The Standard & Poor’s 500 stock index gained 4.2 percent during the same time.
Although the hedge fund industry manages $2.5 trillion, hedge funds run by women manage only a tiny fraction. Although some institutional investors such as Connecticut’s pension fund have programs designed to make allocations to firms run by women and minorities, the small size and number of women-run funds has been its own barrier to large investments.
Jones said that an Oct 2013 survey of 440 senior women, including fund managers, investors, and service providers, showed growing optimism about the role of women in an industry historically dominated by men.
April 25th, 2013 by Tom Minney
The Egyptian Exchange (www.egx.com.eg) is busy with workshops for mutual funds, investment banks and managers of investment institutions, aiming to boost trading volumes through better communications between market participants and listed companies.
Trading floor of Egyptian Exchange – Dec 2012 pic: ACMN, Tom Minney
The workshops gave investor relations (IR) officials of the listed companies a chance to present their work plans and investment options and the fund managers could also discuss latest developments and current market variables.
According to an EGX press release, Dr. Mohammed Omran, EGX Chairman, said the EGX is keen to boost stock market liquidity. Fund managers praised the communication with listed companies and said it adds to the disclosure provided by EGX. It gives a legal framework for officials of listed companies to answer questions from the institutional investors.
This is a high priority in the current Egyptian economy where all market participants need to work hard to keep the Egyptian Exchange strong and active capital market in the short and medium term.
October 20th, 2011 by Tom Minney
Pan-African fund manager Finch International Advisors received top honours as its Africa Opportunities Fund was named Africa ex-South Africa Fund of the Year. The award was presented at a Inaugural Africa Fund Manager Performance Awards gala reception on 11 October in Cape Town, South Africa.

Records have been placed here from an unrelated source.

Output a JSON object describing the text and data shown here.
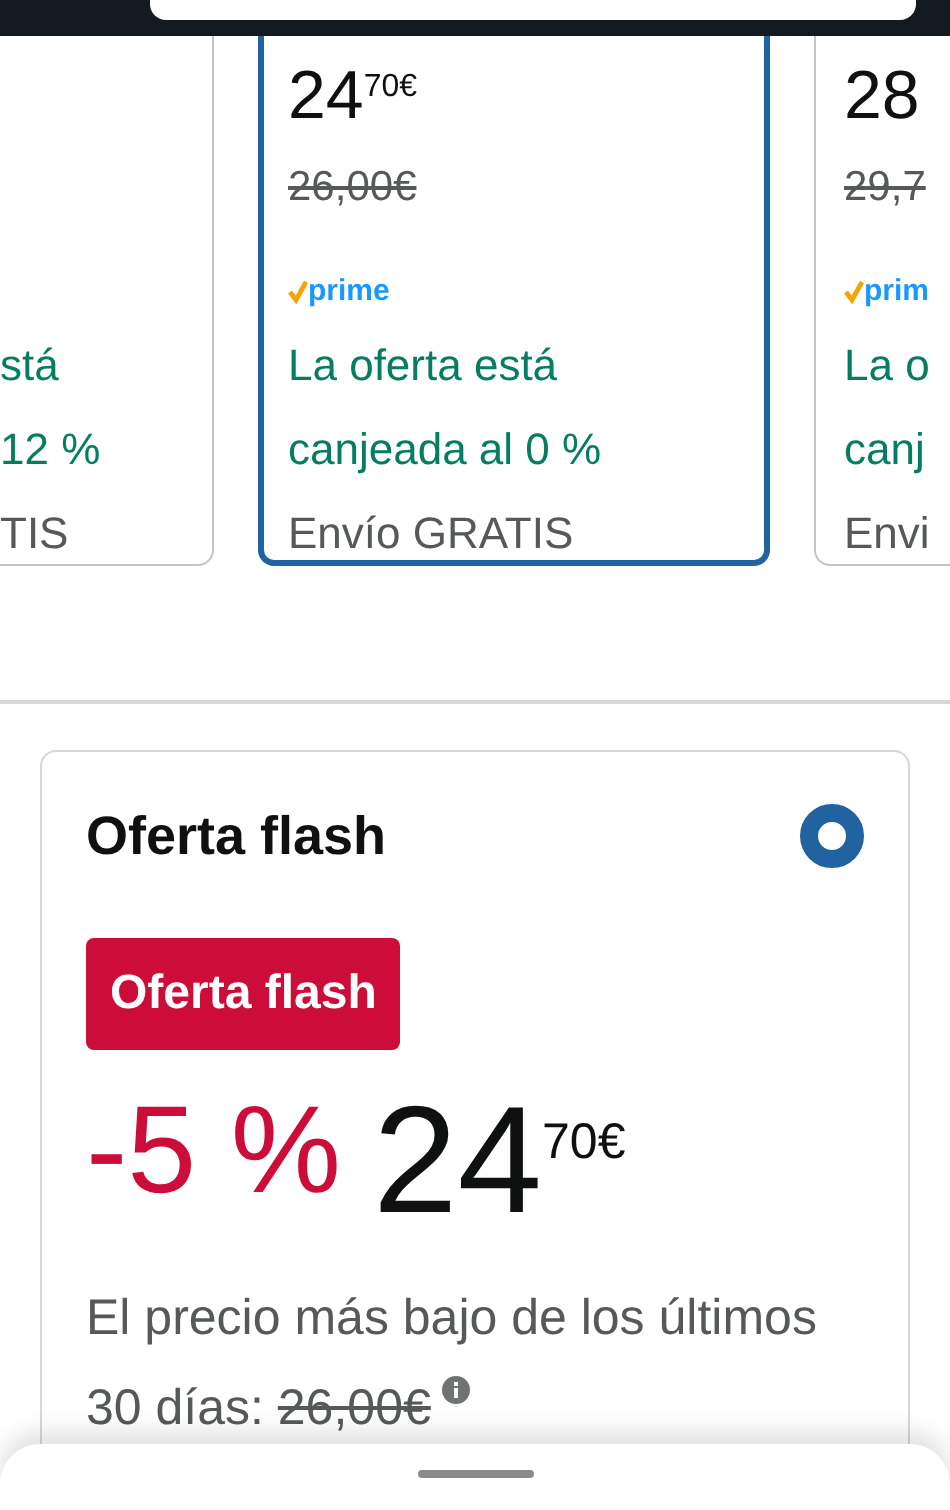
{
  "offers": [
    {
      "selected": false,
      "deal_lines": [
        "stá",
        "12 %"
      ],
      "shipping": "TIS"
    },
    {
      "selected": true,
      "price_whole": "24",
      "price_fraction": "70€",
      "list_price": "26,00€",
      "prime_label": "prime",
      "deal_lines": [
        "La oferta está",
        "canjeada al 0 %"
      ],
      "shipping": "Envío GRATIS"
    },
    {
      "selected": false,
      "price_whole": "28",
      "list_price": "29,7",
      "prime_label": "prim",
      "deal_lines": [
        "La o",
        "canj"
      ],
      "shipping": "Envi"
    }
  ],
  "flash_offer": {
    "title": "Oferta flash",
    "selected": true,
    "badge": "Oferta flash",
    "discount": "-5 %",
    "price_whole": "24",
    "price_fraction": "70€",
    "note": "El precio más bajo de los últimos 30 días:",
    "note_price": "26,00€"
  }
}
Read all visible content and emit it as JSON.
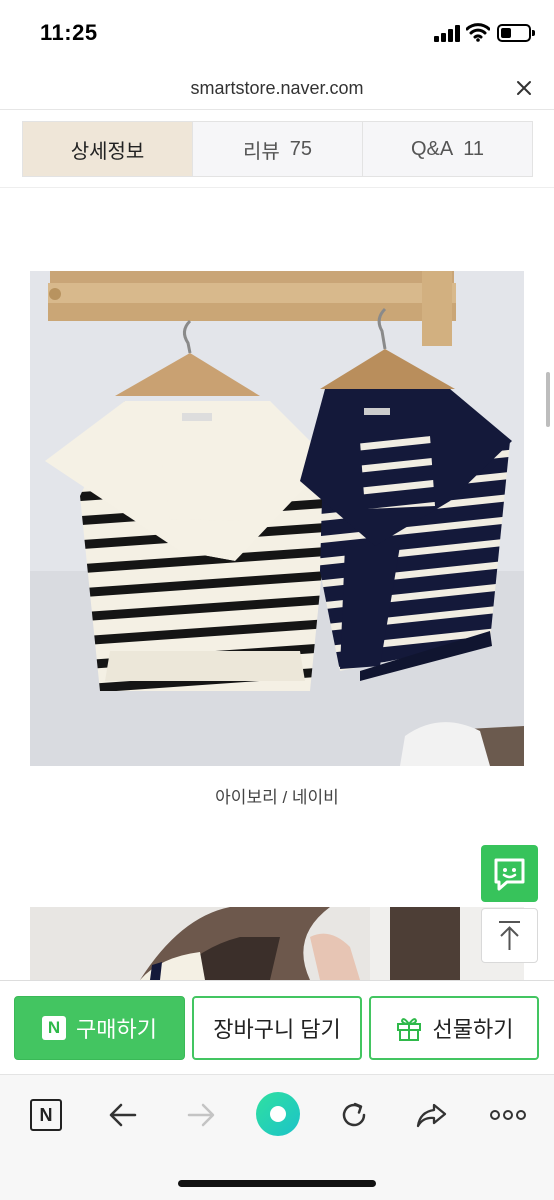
{
  "status_bar": {
    "time": "11:25"
  },
  "browser": {
    "url": "smartstore.naver.com"
  },
  "tabs": [
    {
      "label": "상세정보",
      "count": ""
    },
    {
      "label": "리뷰",
      "count": "75"
    },
    {
      "label": "Q&A",
      "count": "11"
    }
  ],
  "product": {
    "caption": "아이보리 / 네이비"
  },
  "purchase_bar": {
    "buy_badge": "N",
    "buy_label": "구매하기",
    "cart_label": "장바구니 담기",
    "gift_label": "선물하기"
  },
  "toolbar": {
    "n_button": "N"
  },
  "colors": {
    "accent": "#43c561",
    "active_tab_bg": "#efe6d8",
    "navy": "#14193a",
    "ivory": "#f4f0e4"
  }
}
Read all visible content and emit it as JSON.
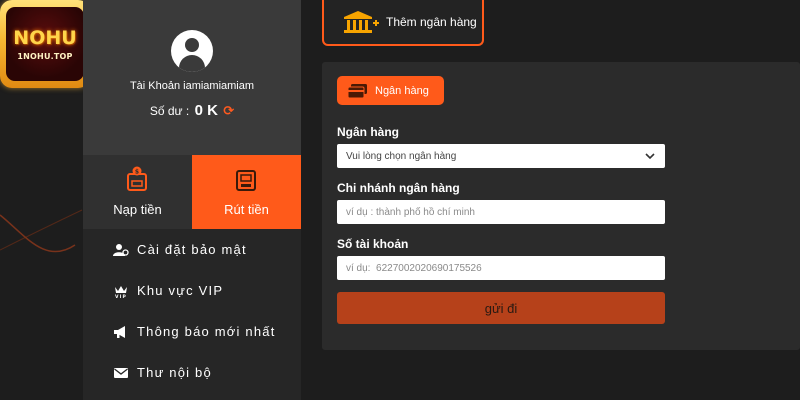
{
  "logo": {
    "main": "NOHU",
    "sub": "1NOHU.TOP"
  },
  "profile": {
    "account_label": "Tài Khoản iamiamiamiam",
    "balance_label": "Số dư :",
    "balance_value": "0 K"
  },
  "tabs": [
    {
      "label": "Nạp tiền",
      "icon": "deposit-atm-icon"
    },
    {
      "label": "Rút tiền",
      "icon": "withdraw-atm-icon"
    }
  ],
  "menu": [
    {
      "label": "Cài đặt bảo mật",
      "icon": "user-gear-icon"
    },
    {
      "label": "Khu vực VIP",
      "icon": "vip-crown-icon"
    },
    {
      "label": "Thông báo mới nhất",
      "icon": "megaphone-icon"
    },
    {
      "label": "Thư nội bộ",
      "icon": "envelope-icon"
    }
  ],
  "add_bank": {
    "label": "Thêm ngân hàng"
  },
  "form": {
    "tab_label": "Ngân hàng",
    "bank_label": "Ngân hàng",
    "bank_select_value": "Vui lòng chọn ngân hàng",
    "branch_label": "Chi nhánh ngân hàng",
    "branch_placeholder": "ví dụ : thành phố hồ chí minh",
    "account_label": "Số tài khoản",
    "account_placeholder": "ví dụ:  6227002020690175526",
    "submit_label": "gửi đi"
  },
  "colors": {
    "accent": "#ff5a1a",
    "submit": "#b6411a",
    "panel": "#2b2b2b",
    "sidebar": "#262626"
  }
}
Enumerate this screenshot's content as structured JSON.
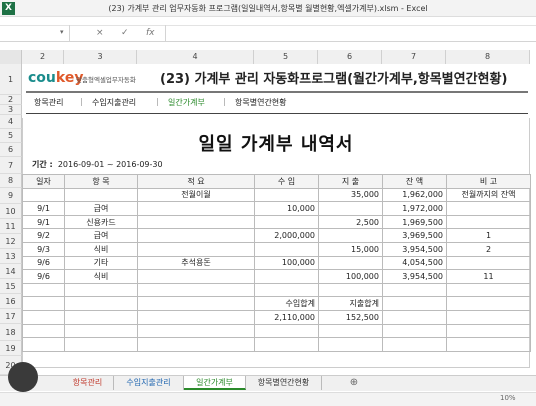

Africa FM Editor-in-Chief Antony Ireland remarked, according to a press release from Finch: “Finch Africa has clearly distinguished itself as the best-performing fund in Africa ex-South Africa as it more than doubled the return of the next best competitor. Under the stewardship of highly- experienced CIO Jenni Chamberlain, the fund generated a very impressive +31.01% return and 1.48 Sharpe Ratio over the 12-month period through 30 June.”
Finch CIO Jenni Chamberlain responded: “We are honored to have been selected from amongst such talented African fund managers. This year’s outstanding performance may be attributed to the strength of our investment team as there is no substitution for hands-on experience and local market expertise.”
“We would like to thank Africa FM and Pageant Media for fostering awareness of Africa as a credible investment destination for institutional investors across the globe.”
Todd Moss, Senior Fellow at the Center for Global Development (CGD) and member of the Finch Advisory Board commented, “The award is testament to management’s long experience in the region and the team’s disciplined bottom-up approach. For those looking to add African market exposure, the Finch Africa Fund speaks for itself.”
Finch is a wholly owned subsidiary of Altree Financial (www.altreefinancial.com), a financial services group based in Bermuda and regulated by Bermuda Monetary Authority (BMA) with offices throughout Africa, Asia, Europe and the Americas including Altree Custody Services, trusts, and Securities Africa stockbroker with a main office in Johannesburg.